Records drawn from a dataset:
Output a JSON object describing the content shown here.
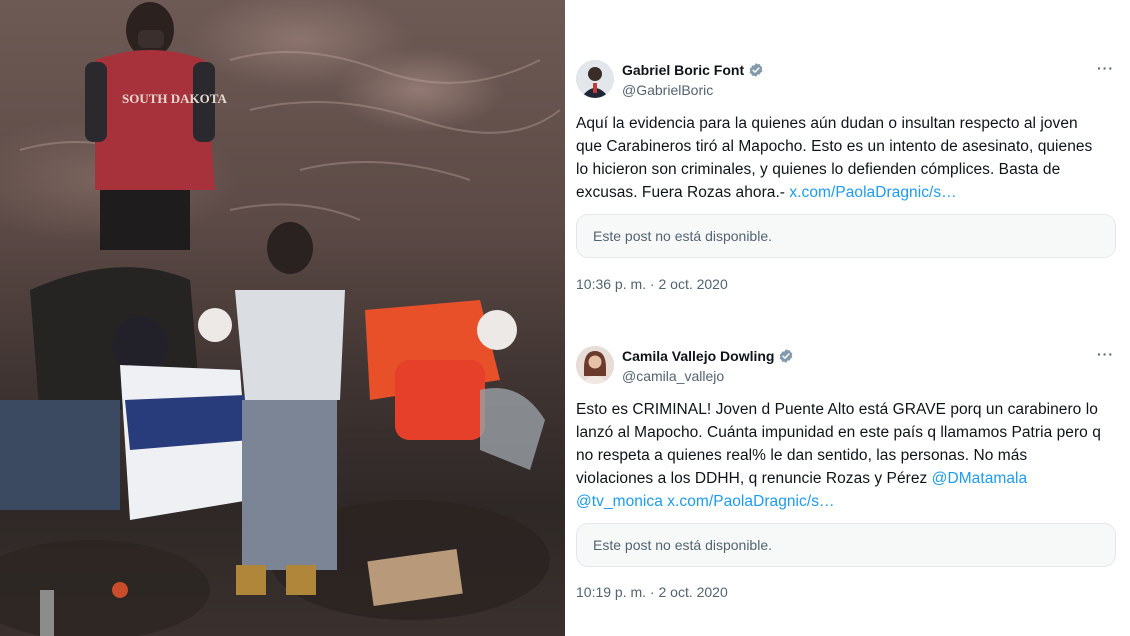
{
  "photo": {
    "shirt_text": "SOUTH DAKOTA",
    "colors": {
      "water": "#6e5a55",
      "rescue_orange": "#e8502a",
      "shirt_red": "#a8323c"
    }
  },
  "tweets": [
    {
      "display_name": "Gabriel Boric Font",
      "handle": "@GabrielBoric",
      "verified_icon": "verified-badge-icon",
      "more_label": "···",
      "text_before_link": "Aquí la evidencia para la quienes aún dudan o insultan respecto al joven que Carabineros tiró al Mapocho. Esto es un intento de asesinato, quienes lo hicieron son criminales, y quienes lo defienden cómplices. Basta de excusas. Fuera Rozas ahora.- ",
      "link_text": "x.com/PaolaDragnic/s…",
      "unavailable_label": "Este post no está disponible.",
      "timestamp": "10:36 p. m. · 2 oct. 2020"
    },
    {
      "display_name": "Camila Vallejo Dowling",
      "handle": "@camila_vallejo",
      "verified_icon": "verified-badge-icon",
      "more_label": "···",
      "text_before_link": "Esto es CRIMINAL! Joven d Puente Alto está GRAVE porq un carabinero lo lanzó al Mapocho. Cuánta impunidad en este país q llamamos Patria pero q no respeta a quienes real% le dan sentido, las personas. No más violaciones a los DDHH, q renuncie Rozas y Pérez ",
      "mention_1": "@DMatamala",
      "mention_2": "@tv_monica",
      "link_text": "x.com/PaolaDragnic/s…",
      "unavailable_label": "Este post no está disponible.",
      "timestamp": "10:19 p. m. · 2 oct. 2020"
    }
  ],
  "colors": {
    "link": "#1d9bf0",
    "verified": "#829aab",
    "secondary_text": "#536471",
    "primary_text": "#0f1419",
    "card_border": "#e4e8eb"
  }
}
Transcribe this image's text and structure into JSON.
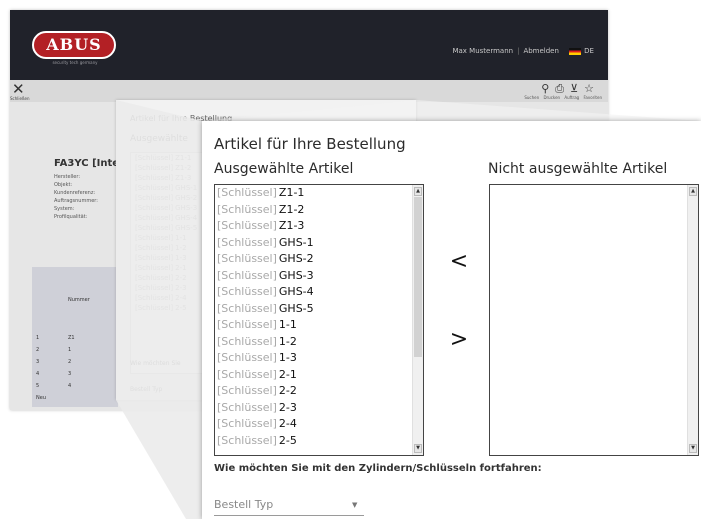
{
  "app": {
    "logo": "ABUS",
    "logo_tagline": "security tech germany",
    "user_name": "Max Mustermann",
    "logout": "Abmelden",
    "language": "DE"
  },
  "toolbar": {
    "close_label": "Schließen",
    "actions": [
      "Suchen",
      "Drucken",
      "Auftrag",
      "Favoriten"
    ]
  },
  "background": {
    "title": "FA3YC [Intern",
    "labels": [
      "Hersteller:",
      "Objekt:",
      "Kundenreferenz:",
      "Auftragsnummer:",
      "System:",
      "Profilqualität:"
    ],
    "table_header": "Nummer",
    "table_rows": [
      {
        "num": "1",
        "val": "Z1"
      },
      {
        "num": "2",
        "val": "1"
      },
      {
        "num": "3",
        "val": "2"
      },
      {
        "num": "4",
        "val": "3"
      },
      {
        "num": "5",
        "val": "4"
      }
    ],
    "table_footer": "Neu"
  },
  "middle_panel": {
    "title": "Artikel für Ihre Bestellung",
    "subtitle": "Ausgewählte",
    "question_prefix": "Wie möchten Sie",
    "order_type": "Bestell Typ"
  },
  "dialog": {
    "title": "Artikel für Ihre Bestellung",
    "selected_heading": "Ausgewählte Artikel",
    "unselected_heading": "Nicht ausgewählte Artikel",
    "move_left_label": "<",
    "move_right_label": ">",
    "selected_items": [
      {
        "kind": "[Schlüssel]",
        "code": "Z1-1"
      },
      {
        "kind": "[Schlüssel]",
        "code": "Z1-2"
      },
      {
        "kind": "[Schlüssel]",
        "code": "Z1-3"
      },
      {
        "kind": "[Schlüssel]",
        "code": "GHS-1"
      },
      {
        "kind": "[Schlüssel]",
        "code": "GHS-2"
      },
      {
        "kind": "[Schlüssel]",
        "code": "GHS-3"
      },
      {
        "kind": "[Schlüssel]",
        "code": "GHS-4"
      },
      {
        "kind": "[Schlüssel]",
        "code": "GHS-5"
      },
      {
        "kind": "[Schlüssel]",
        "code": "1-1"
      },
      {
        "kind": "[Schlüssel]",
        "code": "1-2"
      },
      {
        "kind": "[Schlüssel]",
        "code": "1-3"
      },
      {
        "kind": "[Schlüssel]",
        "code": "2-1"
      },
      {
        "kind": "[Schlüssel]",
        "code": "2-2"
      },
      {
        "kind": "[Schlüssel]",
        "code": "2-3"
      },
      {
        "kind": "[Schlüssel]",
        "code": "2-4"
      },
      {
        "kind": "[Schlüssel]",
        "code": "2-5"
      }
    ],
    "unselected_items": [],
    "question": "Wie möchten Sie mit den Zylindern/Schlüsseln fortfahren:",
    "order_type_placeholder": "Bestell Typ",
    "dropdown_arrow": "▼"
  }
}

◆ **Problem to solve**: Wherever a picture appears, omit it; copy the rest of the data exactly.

◆ **Response to this task**:
Output a JSON object describing the content shown here.
{
  "photo": {
    "shirt_text": "SOUTH DAKOTA",
    "colors": {
      "water": "#6e5a55",
      "rescue_orange": "#e8502a",
      "shirt_red": "#a8323c"
    }
  },
  "tweets": [
    {
      "display_name": "Gabriel Boric Font",
      "handle": "@GabrielBoric",
      "verified_icon": "verified-badge-icon",
      "more_label": "···",
      "text_before_link": "Aquí la evidencia para la quienes aún dudan o insultan respecto al joven que Carabineros tiró al Mapocho. Esto es un intento de asesinato, quienes lo hicieron son criminales, y quienes lo defienden cómplices. Basta de excusas. Fuera Rozas ahora.- ",
      "link_text": "x.com/PaolaDragnic/s…",
      "unavailable_label": "Este post no está disponible.",
      "timestamp": "10:36 p. m. · 2 oct. 2020"
    },
    {
      "display_name": "Camila Vallejo Dowling",
      "handle": "@camila_vallejo",
      "verified_icon": "verified-badge-icon",
      "more_label": "···",
      "text_before_link": "Esto es CRIMINAL! Joven d Puente Alto está GRAVE porq un carabinero lo lanzó al Mapocho. Cuánta impunidad en este país q llamamos Patria pero q no respeta a quienes real% le dan sentido, las personas. No más violaciones a los DDHH, q renuncie Rozas y Pérez ",
      "mention_1": "@DMatamala",
      "mention_2": "@tv_monica",
      "link_text": "x.com/PaolaDragnic/s…",
      "unavailable_label": "Este post no está disponible.",
      "timestamp": "10:19 p. m. · 2 oct. 2020"
    }
  ],
  "colors": {
    "link": "#1d9bf0",
    "verified": "#829aab",
    "secondary_text": "#536471",
    "primary_text": "#0f1419",
    "card_border": "#e4e8eb"
  }
}
Transcribe this image's text and structure into JSON.
{
  "app": {
    "logo": "ABUS",
    "logo_tagline": "security tech germany",
    "user_name": "Max Mustermann",
    "logout": "Abmelden",
    "language": "DE"
  },
  "toolbar": {
    "close_label": "Schließen",
    "actions": [
      "Suchen",
      "Drucken",
      "Auftrag",
      "Favoriten"
    ]
  },
  "background": {
    "title": "FA3YC [Intern",
    "labels": [
      "Hersteller:",
      "Objekt:",
      "Kundenreferenz:",
      "Auftragsnummer:",
      "System:",
      "Profilqualität:"
    ],
    "table_header": "Nummer",
    "table_rows": [
      {
        "num": "1",
        "val": "Z1"
      },
      {
        "num": "2",
        "val": "1"
      },
      {
        "num": "3",
        "val": "2"
      },
      {
        "num": "4",
        "val": "3"
      },
      {
        "num": "5",
        "val": "4"
      }
    ],
    "table_footer": "Neu"
  },
  "middle_panel": {
    "title": "Artikel für Ihre Bestellung",
    "subtitle": "Ausgewählte",
    "question_prefix": "Wie möchten Sie",
    "order_type": "Bestell Typ"
  },
  "dialog": {
    "title": "Artikel für Ihre Bestellung",
    "selected_heading": "Ausgewählte Artikel",
    "unselected_heading": "Nicht ausgewählte Artikel",
    "move_left_label": "<",
    "move_right_label": ">",
    "selected_items": [
      {
        "kind": "[Schlüssel]",
        "code": "Z1-1"
      },
      {
        "kind": "[Schlüssel]",
        "code": "Z1-2"
      },
      {
        "kind": "[Schlüssel]",
        "code": "Z1-3"
      },
      {
        "kind": "[Schlüssel]",
        "code": "GHS-1"
      },
      {
        "kind": "[Schlüssel]",
        "code": "GHS-2"
      },
      {
        "kind": "[Schlüssel]",
        "code": "GHS-3"
      },
      {
        "kind": "[Schlüssel]",
        "code": "GHS-4"
      },
      {
        "kind": "[Schlüssel]",
        "code": "GHS-5"
      },
      {
        "kind": "[Schlüssel]",
        "code": "1-1"
      },
      {
        "kind": "[Schlüssel]",
        "code": "1-2"
      },
      {
        "kind": "[Schlüssel]",
        "code": "1-3"
      },
      {
        "kind": "[Schlüssel]",
        "code": "2-1"
      },
      {
        "kind": "[Schlüssel]",
        "code": "2-2"
      },
      {
        "kind": "[Schlüssel]",
        "code": "2-3"
      },
      {
        "kind": "[Schlüssel]",
        "code": "2-4"
      },
      {
        "kind": "[Schlüssel]",
        "code": "2-5"
      }
    ],
    "unselected_items": [],
    "question": "Wie möchten Sie mit den Zylindern/Schlüsseln fortfahren:",
    "order_type_placeholder": "Bestell Typ",
    "dropdown_arrow": "▼"
  }
}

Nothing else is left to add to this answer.